WASHINGTON— Lucas Harrell pitched into the seventh inning and shut down the Washington Nationals offense. The Astros bullpen woke ‘em back up.

Three relievers gave up three walks and two runs in the eighth inning and the Nationals won 3-2 Wednesday night.
Houston lost its fourth in a row and seven in eight games. Four of the Astros’ last five losses have been by one run.

“We’re in every game,” said Jordan Schafer, who had two hits, and RBI and a scored a run. “It’s not like we’re getting blown out. The little things are costing us wins.”

Houston led 2-1 when Fernando Rodriguez (0-2) gave up a walk and a single to the first two batters in the eighth. Wesley Wright relieved and walked Adam LaRoche, loading the bases.

Rhiner Cruz then came in and walked Jayson Werth, tying the game at 2.

“It was a close pitch,” Houston catcher Jason Castro said.

“It was one of those borderline ones and it didn’t go our way.”

A forceout at the plate left the bases loaded for Wilson Ramos, who scored LaRoche with a sacrifice fly to center field.

The Astros took the lead in the top of the eighth. Castro led off with a double and Washington third baseman Ryan Zimmerman held him there with a pair of highlight defensive plays. He made a sliding catch in foul territory of a popped-up bunt and a diving catch on a sharp line drive before Schafer’s RBI single hopped past the glove of the diving LaRoche at first.

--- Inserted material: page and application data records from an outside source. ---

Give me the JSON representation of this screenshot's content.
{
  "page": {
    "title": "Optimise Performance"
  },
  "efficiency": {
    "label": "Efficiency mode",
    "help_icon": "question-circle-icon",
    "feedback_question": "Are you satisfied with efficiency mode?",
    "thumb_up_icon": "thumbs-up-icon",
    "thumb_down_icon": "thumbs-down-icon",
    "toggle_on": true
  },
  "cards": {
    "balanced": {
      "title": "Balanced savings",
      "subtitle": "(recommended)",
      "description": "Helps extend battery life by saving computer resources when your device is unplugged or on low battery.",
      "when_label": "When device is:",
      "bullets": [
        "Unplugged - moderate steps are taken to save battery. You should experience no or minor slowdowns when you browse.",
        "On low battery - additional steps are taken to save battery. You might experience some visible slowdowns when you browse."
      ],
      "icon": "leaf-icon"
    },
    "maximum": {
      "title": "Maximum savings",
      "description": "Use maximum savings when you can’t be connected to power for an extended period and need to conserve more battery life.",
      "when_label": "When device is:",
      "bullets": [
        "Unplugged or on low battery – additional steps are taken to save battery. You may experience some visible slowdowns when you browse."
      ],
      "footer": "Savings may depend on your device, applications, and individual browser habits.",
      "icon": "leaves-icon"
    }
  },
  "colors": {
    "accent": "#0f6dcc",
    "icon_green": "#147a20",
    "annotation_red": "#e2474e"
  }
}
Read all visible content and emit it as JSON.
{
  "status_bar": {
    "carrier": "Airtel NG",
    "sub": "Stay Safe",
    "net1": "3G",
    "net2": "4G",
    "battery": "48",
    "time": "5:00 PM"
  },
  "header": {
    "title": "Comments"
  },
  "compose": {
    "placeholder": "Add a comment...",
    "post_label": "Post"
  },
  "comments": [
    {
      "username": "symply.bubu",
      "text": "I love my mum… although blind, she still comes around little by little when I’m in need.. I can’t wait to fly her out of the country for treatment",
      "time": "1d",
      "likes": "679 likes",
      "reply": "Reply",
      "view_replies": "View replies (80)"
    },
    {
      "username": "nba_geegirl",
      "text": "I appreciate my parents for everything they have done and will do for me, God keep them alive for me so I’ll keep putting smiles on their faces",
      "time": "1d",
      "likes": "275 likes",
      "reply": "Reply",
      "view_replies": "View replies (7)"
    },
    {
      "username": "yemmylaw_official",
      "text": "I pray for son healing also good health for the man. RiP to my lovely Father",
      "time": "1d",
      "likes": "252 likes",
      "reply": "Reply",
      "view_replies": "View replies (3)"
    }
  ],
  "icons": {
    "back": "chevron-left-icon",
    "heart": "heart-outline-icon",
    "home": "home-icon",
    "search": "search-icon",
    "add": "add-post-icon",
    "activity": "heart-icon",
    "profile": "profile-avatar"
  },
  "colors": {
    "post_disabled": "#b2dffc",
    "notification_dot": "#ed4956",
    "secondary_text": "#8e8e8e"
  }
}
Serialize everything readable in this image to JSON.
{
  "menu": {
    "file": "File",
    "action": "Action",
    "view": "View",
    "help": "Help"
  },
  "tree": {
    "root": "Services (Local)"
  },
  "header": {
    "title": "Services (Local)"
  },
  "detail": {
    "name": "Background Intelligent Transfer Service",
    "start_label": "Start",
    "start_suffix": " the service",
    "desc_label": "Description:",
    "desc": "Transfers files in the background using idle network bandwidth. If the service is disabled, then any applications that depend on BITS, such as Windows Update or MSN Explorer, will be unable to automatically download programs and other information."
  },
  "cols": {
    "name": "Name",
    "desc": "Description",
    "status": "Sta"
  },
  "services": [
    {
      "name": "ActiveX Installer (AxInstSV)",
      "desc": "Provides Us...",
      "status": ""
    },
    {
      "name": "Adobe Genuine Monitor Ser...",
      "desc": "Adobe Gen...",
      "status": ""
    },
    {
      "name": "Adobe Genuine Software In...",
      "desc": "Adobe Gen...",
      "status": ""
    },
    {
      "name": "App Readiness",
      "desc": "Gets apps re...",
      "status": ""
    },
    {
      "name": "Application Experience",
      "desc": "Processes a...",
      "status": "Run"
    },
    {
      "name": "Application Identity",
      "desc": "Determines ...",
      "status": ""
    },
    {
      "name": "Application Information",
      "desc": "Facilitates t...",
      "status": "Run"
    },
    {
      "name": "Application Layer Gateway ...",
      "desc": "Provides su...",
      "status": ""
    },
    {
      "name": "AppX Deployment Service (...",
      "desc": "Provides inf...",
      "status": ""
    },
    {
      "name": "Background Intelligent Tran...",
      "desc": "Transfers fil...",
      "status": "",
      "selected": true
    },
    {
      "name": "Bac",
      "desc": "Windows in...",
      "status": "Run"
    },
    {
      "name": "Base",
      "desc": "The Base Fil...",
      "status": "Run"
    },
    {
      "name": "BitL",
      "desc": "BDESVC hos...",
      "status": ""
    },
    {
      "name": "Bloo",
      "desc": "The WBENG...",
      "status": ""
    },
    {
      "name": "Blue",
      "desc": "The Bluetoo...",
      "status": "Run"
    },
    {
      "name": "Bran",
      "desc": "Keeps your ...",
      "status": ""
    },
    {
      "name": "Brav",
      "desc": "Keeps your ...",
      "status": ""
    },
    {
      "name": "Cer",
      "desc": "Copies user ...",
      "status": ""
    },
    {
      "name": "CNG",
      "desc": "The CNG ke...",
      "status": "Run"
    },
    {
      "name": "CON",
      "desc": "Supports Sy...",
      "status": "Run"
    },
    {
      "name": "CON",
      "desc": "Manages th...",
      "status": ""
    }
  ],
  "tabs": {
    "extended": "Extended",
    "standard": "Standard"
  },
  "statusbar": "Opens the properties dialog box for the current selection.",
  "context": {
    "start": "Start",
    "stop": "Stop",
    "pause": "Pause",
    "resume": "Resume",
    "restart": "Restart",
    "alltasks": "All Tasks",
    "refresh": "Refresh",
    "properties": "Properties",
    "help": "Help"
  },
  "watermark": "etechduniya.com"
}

Harrell gave up one run on four hits in 6 2-3 innings, striking out four and walking three.

“I couldn’t be more proud of this team and the way we played,” Harrell said. “We really battled hard, we stayed in the game the whole way. They made some great plays behind me defensively. It’s just a tough loss.”

Harrell didn’t allow a hit between the first and sixth innings. In the seventh, Rick Ankiel doubled off the wall in left-center field with one out and advanced to third on Harrell’s balk. Roger Bernadina tied the game at 1 with a two-out double that ended Harrell’s night.

“You can’t say enough about the way he threw the ball,” Houston manager Brad Mills said. “He got in trouble in the seventh and we were able to get out of it with just the one run, and then the walks kind of hurt us there in the eighth inning.”

Washington starter Jordan Zimmermann allowed one run on four hits in seven innings. He struck out three and did not walk a batter.

Ryan Mattheus (2-0) gave up two hits and a run in the eighth inning but got the win. Henry Rodriguez pitched a perfect ninth for his third save, as Washington improved to 10-3 and became the first team in the majors to reach 10 wins this season.